Meet Brad Greenspan, the 34-year-old L.A. player who won't be the next owner of Dow Jones but, since there's not a lot of other news going on concerning Rupert Murdoch's close-to-inevitable takeover of the company, is probably worth a quick profile. Greenspan was a co-founder of MySpace (although, the Times reports, "there are fundamental disagreements over his role in the company, as there are over other aspects of his career") and objected to News Corp.'s acquisition of the social networking site, claiming (presciently) that the company was worth far more than the bid accepted. Greenspan's something of a character, and even though My Cock has a better chance of buying the Wall Street Journal than he does (it's bidding $63 a share with guarantees of balls-off full editorial independence policy), there's something fairly charming about his cranky episodes.

Mr. Greenspan has, in the past, made his views clear about news articles that he disagrees with. In March, this reporter wrote an article about MySpace's increasingly restrictive policy on third-party software tools. The article did not mention yet another lawsuit that Mr. Greenspan has filed against the News Corporation, claiming the company was restricting free speech on the site by blocking such software. Mr. Greenspan wrote in an e-mail message, "How did you miss the boat so badly?"

Asked about the e-mail message now, Mr. Greenspan said he may have been "cranky" that day.

Understandable.
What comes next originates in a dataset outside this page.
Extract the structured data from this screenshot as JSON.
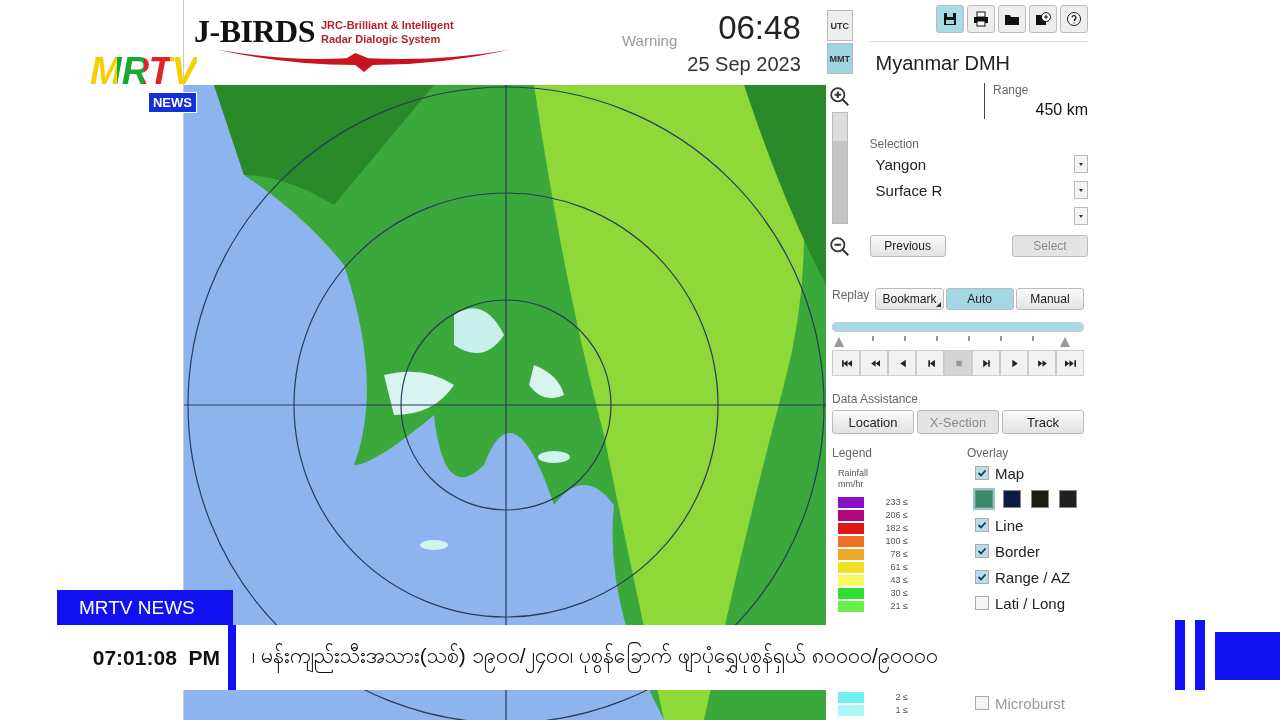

In pretty much the only other movement on this story, the Journal reports that the decision to sell Dow Jones to Murdoch essentially comes down to a couple of lawyers in Boston who hold seats on a number of Bancroft family trusts.